_Entries shown:_

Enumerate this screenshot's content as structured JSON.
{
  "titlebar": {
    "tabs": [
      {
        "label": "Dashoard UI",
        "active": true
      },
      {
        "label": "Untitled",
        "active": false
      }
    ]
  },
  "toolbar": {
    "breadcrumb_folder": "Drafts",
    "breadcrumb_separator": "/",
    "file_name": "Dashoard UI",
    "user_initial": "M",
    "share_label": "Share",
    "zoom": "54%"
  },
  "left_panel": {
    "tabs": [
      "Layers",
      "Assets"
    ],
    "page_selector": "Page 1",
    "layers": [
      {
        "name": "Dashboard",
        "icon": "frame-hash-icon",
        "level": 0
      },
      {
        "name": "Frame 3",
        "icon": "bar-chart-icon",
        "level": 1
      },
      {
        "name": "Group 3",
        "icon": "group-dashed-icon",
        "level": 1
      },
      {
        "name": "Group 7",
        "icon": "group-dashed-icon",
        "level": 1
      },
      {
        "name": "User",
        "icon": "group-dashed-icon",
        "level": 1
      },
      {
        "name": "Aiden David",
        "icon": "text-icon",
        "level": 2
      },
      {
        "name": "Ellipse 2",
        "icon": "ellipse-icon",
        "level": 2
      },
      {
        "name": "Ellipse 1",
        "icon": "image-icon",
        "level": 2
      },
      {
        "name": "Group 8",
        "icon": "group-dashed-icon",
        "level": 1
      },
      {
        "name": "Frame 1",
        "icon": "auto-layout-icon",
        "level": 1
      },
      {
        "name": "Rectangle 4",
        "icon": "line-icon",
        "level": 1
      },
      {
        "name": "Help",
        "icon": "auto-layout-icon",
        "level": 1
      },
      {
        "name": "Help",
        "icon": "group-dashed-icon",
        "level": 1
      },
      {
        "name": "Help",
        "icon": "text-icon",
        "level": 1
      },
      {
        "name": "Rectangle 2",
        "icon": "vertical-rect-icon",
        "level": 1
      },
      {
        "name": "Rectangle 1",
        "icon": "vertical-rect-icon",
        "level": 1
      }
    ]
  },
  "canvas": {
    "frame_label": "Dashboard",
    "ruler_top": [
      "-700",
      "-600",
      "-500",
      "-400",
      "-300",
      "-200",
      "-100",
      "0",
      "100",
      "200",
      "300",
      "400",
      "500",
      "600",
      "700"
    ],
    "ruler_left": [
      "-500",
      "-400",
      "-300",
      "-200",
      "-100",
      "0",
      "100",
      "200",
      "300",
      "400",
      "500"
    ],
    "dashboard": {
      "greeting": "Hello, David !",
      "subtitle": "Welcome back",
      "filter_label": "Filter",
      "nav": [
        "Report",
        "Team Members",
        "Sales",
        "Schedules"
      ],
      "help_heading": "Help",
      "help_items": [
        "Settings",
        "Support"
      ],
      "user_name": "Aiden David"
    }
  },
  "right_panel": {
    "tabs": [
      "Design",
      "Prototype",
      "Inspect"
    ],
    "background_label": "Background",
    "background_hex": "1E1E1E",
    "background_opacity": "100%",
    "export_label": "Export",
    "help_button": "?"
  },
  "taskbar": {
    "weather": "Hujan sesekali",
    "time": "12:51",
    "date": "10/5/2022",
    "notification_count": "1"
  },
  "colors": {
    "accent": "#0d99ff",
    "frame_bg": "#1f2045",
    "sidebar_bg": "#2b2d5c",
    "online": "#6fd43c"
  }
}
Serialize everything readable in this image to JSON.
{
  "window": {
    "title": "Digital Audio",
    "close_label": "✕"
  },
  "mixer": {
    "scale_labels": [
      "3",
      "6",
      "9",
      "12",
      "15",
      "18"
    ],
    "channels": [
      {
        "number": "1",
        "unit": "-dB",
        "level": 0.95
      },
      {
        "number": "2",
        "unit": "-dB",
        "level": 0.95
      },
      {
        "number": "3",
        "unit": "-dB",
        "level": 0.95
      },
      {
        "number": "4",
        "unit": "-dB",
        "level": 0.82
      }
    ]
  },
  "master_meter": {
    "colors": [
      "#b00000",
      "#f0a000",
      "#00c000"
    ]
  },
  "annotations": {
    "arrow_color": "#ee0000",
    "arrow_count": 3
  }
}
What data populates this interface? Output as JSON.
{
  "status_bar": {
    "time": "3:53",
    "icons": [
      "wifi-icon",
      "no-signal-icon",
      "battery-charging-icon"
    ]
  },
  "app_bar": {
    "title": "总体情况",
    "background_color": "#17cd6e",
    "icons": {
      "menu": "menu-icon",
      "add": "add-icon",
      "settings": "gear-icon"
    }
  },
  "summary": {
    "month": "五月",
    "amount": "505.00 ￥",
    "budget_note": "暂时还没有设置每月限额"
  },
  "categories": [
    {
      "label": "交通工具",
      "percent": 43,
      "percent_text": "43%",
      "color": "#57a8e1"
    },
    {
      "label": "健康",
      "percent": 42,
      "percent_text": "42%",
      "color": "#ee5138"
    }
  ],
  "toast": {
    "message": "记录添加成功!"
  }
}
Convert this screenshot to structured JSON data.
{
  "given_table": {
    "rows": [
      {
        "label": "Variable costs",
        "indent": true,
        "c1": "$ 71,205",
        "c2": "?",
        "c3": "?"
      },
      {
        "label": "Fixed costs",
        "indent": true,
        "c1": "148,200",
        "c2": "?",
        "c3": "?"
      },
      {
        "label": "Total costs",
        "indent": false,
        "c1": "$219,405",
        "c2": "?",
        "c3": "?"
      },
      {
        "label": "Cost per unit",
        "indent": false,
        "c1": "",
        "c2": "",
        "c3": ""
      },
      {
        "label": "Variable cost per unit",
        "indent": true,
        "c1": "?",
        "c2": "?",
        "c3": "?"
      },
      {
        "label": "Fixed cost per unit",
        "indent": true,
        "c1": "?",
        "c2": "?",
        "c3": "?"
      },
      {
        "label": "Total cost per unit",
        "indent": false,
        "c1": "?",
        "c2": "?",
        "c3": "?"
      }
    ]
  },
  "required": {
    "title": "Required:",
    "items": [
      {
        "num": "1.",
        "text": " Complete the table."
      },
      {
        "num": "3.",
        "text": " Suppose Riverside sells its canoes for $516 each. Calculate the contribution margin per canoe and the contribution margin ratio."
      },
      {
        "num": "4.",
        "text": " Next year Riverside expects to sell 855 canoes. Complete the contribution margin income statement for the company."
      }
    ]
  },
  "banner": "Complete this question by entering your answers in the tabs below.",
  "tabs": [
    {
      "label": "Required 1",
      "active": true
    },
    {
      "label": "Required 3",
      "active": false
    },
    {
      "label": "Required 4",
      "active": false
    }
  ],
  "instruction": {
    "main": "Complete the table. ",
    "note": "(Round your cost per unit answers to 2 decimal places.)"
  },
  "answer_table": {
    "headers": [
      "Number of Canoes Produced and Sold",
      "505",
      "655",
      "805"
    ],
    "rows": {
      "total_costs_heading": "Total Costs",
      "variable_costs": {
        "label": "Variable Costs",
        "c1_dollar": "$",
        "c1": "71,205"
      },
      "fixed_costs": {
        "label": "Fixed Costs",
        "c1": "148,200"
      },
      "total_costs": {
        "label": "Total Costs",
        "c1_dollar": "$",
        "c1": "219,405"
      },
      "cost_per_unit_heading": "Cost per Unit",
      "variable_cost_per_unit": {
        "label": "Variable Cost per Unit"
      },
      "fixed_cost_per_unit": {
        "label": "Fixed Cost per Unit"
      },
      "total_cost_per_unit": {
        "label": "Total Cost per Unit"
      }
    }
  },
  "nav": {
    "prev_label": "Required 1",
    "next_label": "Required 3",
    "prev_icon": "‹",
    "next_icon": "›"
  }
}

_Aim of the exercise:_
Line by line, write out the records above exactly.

_Written response:_
Enumerate this screenshot's content as structured JSON.
{
  "titlebar": {
    "tabs": [
      {
        "label": "Dashoard UI",
        "active": true
      },
      {
        "label": "Untitled",
        "active": false
      }
    ]
  },
  "toolbar": {
    "breadcrumb_folder": "Drafts",
    "breadcrumb_separator": "/",
    "file_name": "Dashoard UI",
    "user_initial": "M",
    "share_label": "Share",
    "zoom": "54%"
  },
  "left_panel": {
    "tabs": [
      "Layers",
      "Assets"
    ],
    "page_selector": "Page 1",
    "layers": [
      {
        "name": "Dashboard",
        "icon": "frame-hash-icon",
        "level": 0
      },
      {
        "name": "Frame 3",
        "icon": "bar-chart-icon",
        "level": 1
      },
      {
        "name": "Group 3",
        "icon": "group-dashed-icon",
        "level": 1
      },
      {
        "name": "Group 7",
        "icon": "group-dashed-icon",
        "level": 1
      },
      {
        "name": "User",
        "icon": "group-dashed-icon",
        "level": 1
      },
      {
        "name": "Aiden David",
        "icon": "text-icon",
        "level": 2
      },
      {
        "name": "Ellipse 2",
        "icon": "ellipse-icon",
        "level": 2
      },
      {
        "name": "Ellipse 1",
        "icon": "image-icon",
        "level": 2
      },
      {
        "name": "Group 8",
        "icon": "group-dashed-icon",
        "level": 1
      },
      {
        "name": "Frame 1",
        "icon": "auto-layout-icon",
        "level": 1
      },
      {
        "name": "Rectangle 4",
        "icon": "line-icon",
        "level": 1
      },
      {
        "name": "Help",
        "icon": "auto-layout-icon",
        "level": 1
      },
      {
        "name": "Help",
        "icon": "group-dashed-icon",
        "level": 1
      },
      {
        "name": "Help",
        "icon": "text-icon",
        "level": 1
      },
      {
        "name": "Rectangle 2",
        "icon": "vertical-rect-icon",
        "level": 1
      },
      {
        "name": "Rectangle 1",
        "icon": "vertical-rect-icon",
        "level": 1
      }
    ]
  },
  "canvas": {
    "frame_label": "Dashboard",
    "ruler_top": [
      "-700",
      "-600",
      "-500",
      "-400",
      "-300",
      "-200",
      "-100",
      "0",
      "100",
      "200",
      "300",
      "400",
      "500",
      "600",
      "700"
    ],
    "ruler_left": [
      "-500",
      "-400",
      "-300",
      "-200",
      "-100",
      "0",
      "100",
      "200",
      "300",
      "400",
      "500"
    ],
    "dashboard": {
      "greeting": "Hello, David !",
      "subtitle": "Welcome back",
      "filter_label": "Filter",
      "nav": [
        "Report",
        "Team Members",
        "Sales",
        "Schedules"
      ],
      "help_heading": "Help",
      "help_items": [
        "Settings",
        "Support"
      ],
      "user_name": "Aiden David"
    }
  },
  "right_panel": {
    "tabs": [
      "Design",
      "Prototype",
      "Inspect"
    ],
    "background_label": "Background",
    "background_hex": "1E1E1E",
    "background_opacity": "100%",
    "export_label": "Export",
    "help_button": "?"
  },
  "taskbar": {
    "weather": "Hujan sesekali",
    "time": "12:51",
    "date": "10/5/2022",
    "notification_count": "1"
  },
  "colors": {
    "accent": "#0d99ff",
    "frame_bg": "#1f2045",
    "sidebar_bg": "#2b2d5c",
    "online": "#6fd43c"
  }
}
Serialize everything readable in this image to JSON.
{
  "window": {
    "title": "Digital Audio",
    "close_label": "✕"
  },
  "mixer": {
    "scale_labels": [
      "3",
      "6",
      "9",
      "12",
      "15",
      "18"
    ],
    "channels": [
      {
        "number": "1",
        "unit": "-dB",
        "level": 0.95
      },
      {
        "number": "2",
        "unit": "-dB",
        "level": 0.95
      },
      {
        "number": "3",
        "unit": "-dB",
        "level": 0.95
      },
      {
        "number": "4",
        "unit": "-dB",
        "level": 0.82
      }
    ]
  },
  "master_meter": {
    "colors": [
      "#b00000",
      "#f0a000",
      "#00c000"
    ]
  },
  "annotations": {
    "arrow_color": "#ee0000",
    "arrow_count": 3
  }
}
What data populates this interface? Output as JSON.
{
  "status_bar": {
    "time": "3:53",
    "icons": [
      "wifi-icon",
      "no-signal-icon",
      "battery-charging-icon"
    ]
  },
  "app_bar": {
    "title": "总体情况",
    "background_color": "#17cd6e",
    "icons": {
      "menu": "menu-icon",
      "add": "add-icon",
      "settings": "gear-icon"
    }
  },
  "summary": {
    "month": "五月",
    "amount": "505.00 ￥",
    "budget_note": "暂时还没有设置每月限额"
  },
  "categories": [
    {
      "label": "交通工具",
      "percent": 43,
      "percent_text": "43%",
      "color": "#57a8e1"
    },
    {
      "label": "健康",
      "percent": 42,
      "percent_text": "42%",
      "color": "#ee5138"
    }
  ],
  "toast": {
    "message": "记录添加成功!"
  }
}
Convert this screenshot to structured JSON data.
{
  "given_table": {
    "rows": [
      {
        "label": "Variable costs",
        "indent": true,
        "c1": "$ 71,205",
        "c2": "?",
        "c3": "?"
      },
      {
        "label": "Fixed costs",
        "indent": true,
        "c1": "148,200",
        "c2": "?",
        "c3": "?"
      },
      {
        "label": "Total costs",
        "indent": false,
        "c1": "$219,405",
        "c2": "?",
        "c3": "?"
      },
      {
        "label": "Cost per unit",
        "indent": false,
        "c1": "",
        "c2": "",
        "c3": ""
      },
      {
        "label": "Variable cost per unit",
        "indent": true,
        "c1": "?",
        "c2": "?",
        "c3": "?"
      },
      {
        "label": "Fixed cost per unit",
        "indent": true,
        "c1": "?",
        "c2": "?",
        "c3": "?"
      },
      {
        "label": "Total cost per unit",
        "indent": false,
        "c1": "?",
        "c2": "?",
        "c3": "?"
      }
    ]
  },
  "required": {
    "title": "Required:",
    "items": [
      {
        "num": "1.",
        "text": " Complete the table."
      },
      {
        "num": "3.",
        "text": " Suppose Riverside sells its canoes for $516 each. Calculate the contribution margin per canoe and the contribution margin ratio."
      },
      {
        "num": "4.",
        "text": " Next year Riverside expects to sell 855 canoes. Complete the contribution margin income statement for the company."
      }
    ]
  },
  "banner": "Complete this question by entering your answers in the tabs below.",
  "tabs": [
    {
      "label": "Required 1",
      "active": true
    },
    {
      "label": "Required 3",
      "active": false
    },
    {
      "label": "Required 4",
      "active": false
    }
  ],
  "instruction": {
    "main": "Complete the table. ",
    "note": "(Round your cost per unit answers to 2 decimal places.)"
  },
  "answer_table": {
    "headers": [
      "Number of Canoes Produced and Sold",
      "505",
      "655",
      "805"
    ],
    "rows": {
      "total_costs_heading": "Total Costs",
      "variable_costs": {
        "label": "Variable Costs",
        "c1_dollar": "$",
        "c1": "71,205"
      },
      "fixed_costs": {
        "label": "Fixed Costs",
        "c1": "148,200"
      },
      "total_costs": {
        "label": "Total Costs",
        "c1_dollar": "$",
        "c1": "219,405"
      },
      "cost_per_unit_heading": "Cost per Unit",
      "variable_cost_per_unit": {
        "label": "Variable Cost per Unit"
      },
      "fixed_cost_per_unit": {
        "label": "Fixed Cost per Unit"
      },
      "total_cost_per_unit": {
        "label": "Total Cost per Unit"
      }
    }
  },
  "nav": {
    "prev_label": "Required 1",
    "next_label": "Required 3",
    "prev_icon": "‹",
    "next_icon": "›"
  }
}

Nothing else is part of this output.